MATERIAL SUPPLIED: Begin
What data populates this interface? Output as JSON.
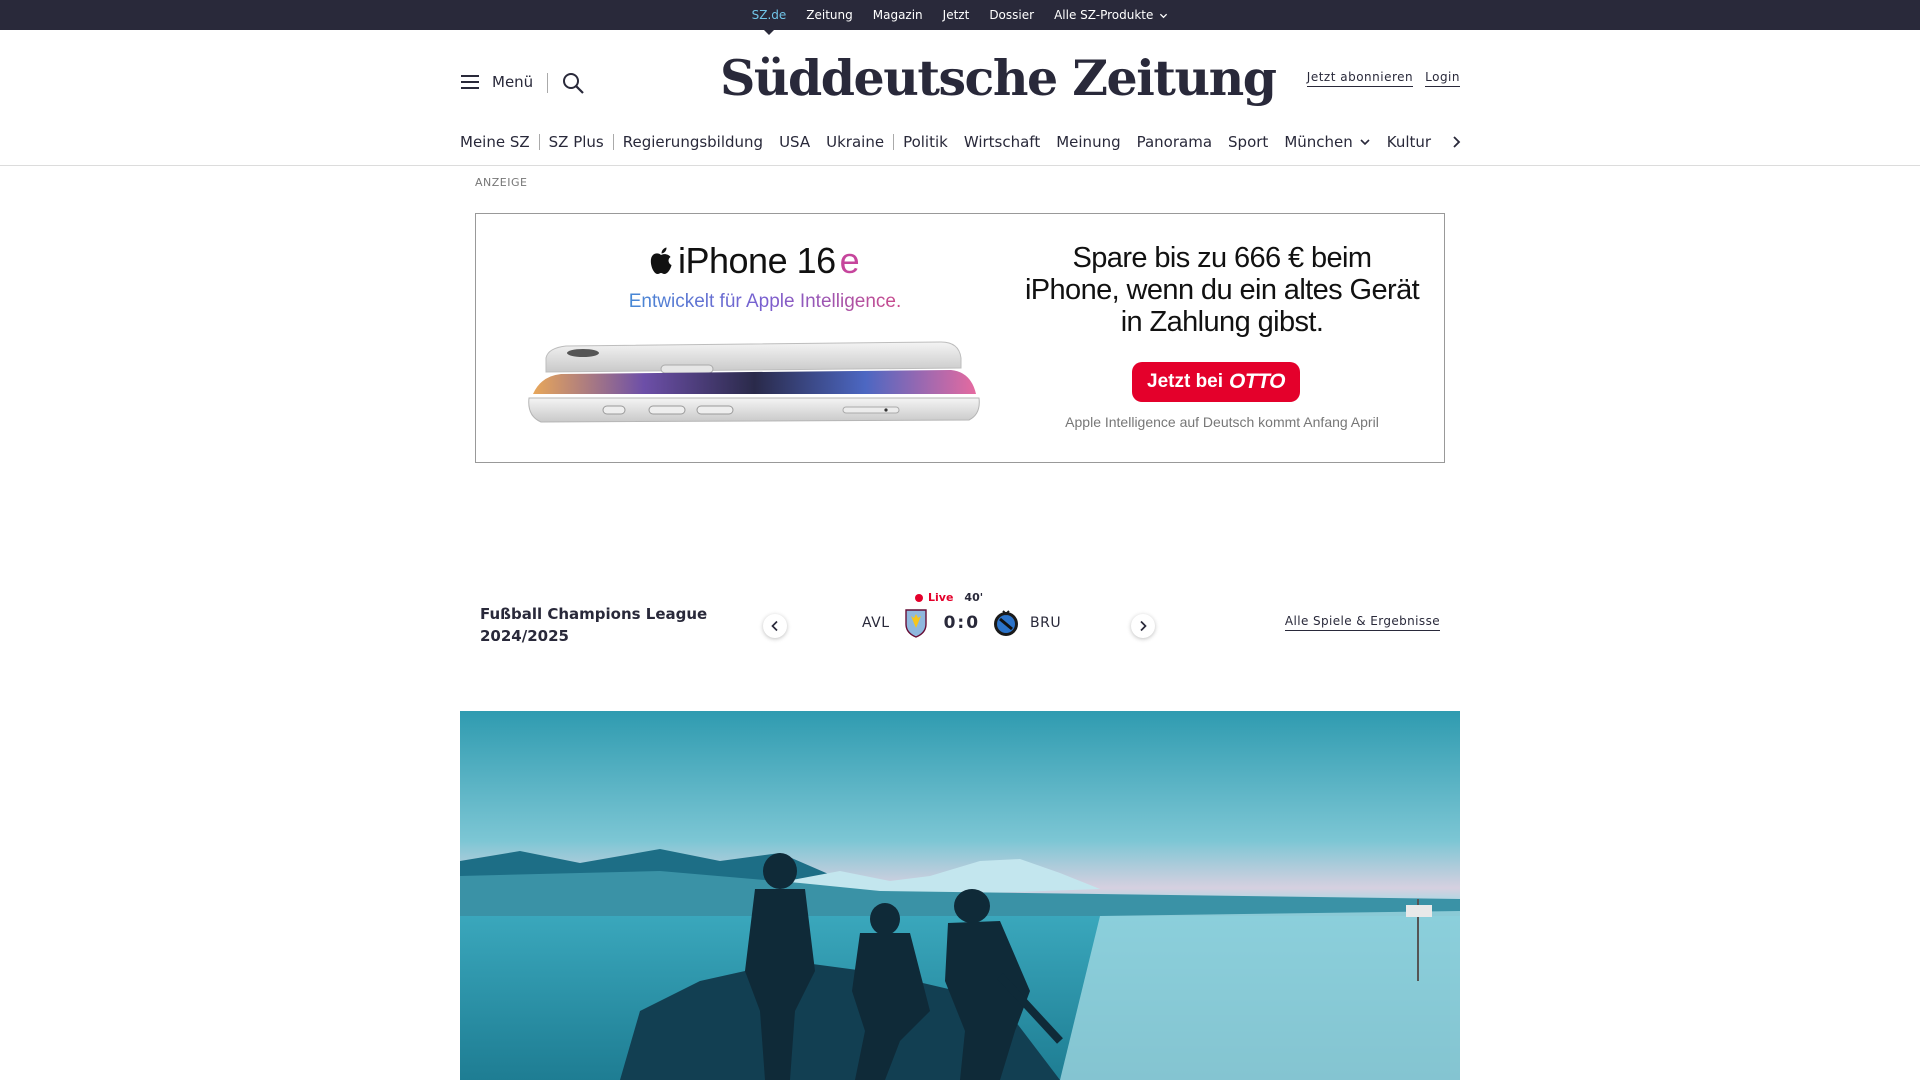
{
  "topbar": {
    "links": [
      "SZ.de",
      "Zeitung",
      "Magazin",
      "Jetzt",
      "Dossier",
      "Alle SZ-Produkte"
    ],
    "active_color": "#71c5e8",
    "background": "#29293a"
  },
  "header": {
    "menu_label": "Menü",
    "logo_text": "Süddeutsche Zeitung",
    "subscribe_label": "Jetzt abonnieren",
    "login_label": "Login"
  },
  "nav": {
    "items": [
      "Meine SZ",
      "SZ Plus",
      "Regierungsbildung",
      "USA",
      "Ukraine",
      "Politik",
      "Wirtschaft",
      "Meinung",
      "Panorama",
      "Sport",
      "München",
      "Kultur"
    ]
  },
  "ad": {
    "label": "ANZEIGE",
    "product": "iPhone 16",
    "product_suffix": "e",
    "subtitle": "Entwickelt für Apple Intelligence.",
    "headline": "Spare bis zu 666 € beim iPhone, wenn du ein altes Gerät in Zahlung gibst.",
    "cta_prefix": "Jetzt bei",
    "cta_brand": "OTTO",
    "footnote": "Apple Intelligence auf Deutsch kommt Anfang April",
    "cta_color": "#e4002b"
  },
  "scores": {
    "league": "Fußball Champions League 2024/2025",
    "status": "Live",
    "minute": "40'",
    "home_team": "AVL",
    "away_team": "BRU",
    "score": "0:0",
    "all_games_label": "Alle Spiele & Ergebnisse"
  }
}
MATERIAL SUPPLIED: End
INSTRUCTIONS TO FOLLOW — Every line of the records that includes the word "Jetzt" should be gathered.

RESULT FOR THIS TASK —
      "Jetzt",
    "subscribe_label": "Jetzt abonnieren",
    "cta_prefix": "Jetzt bei",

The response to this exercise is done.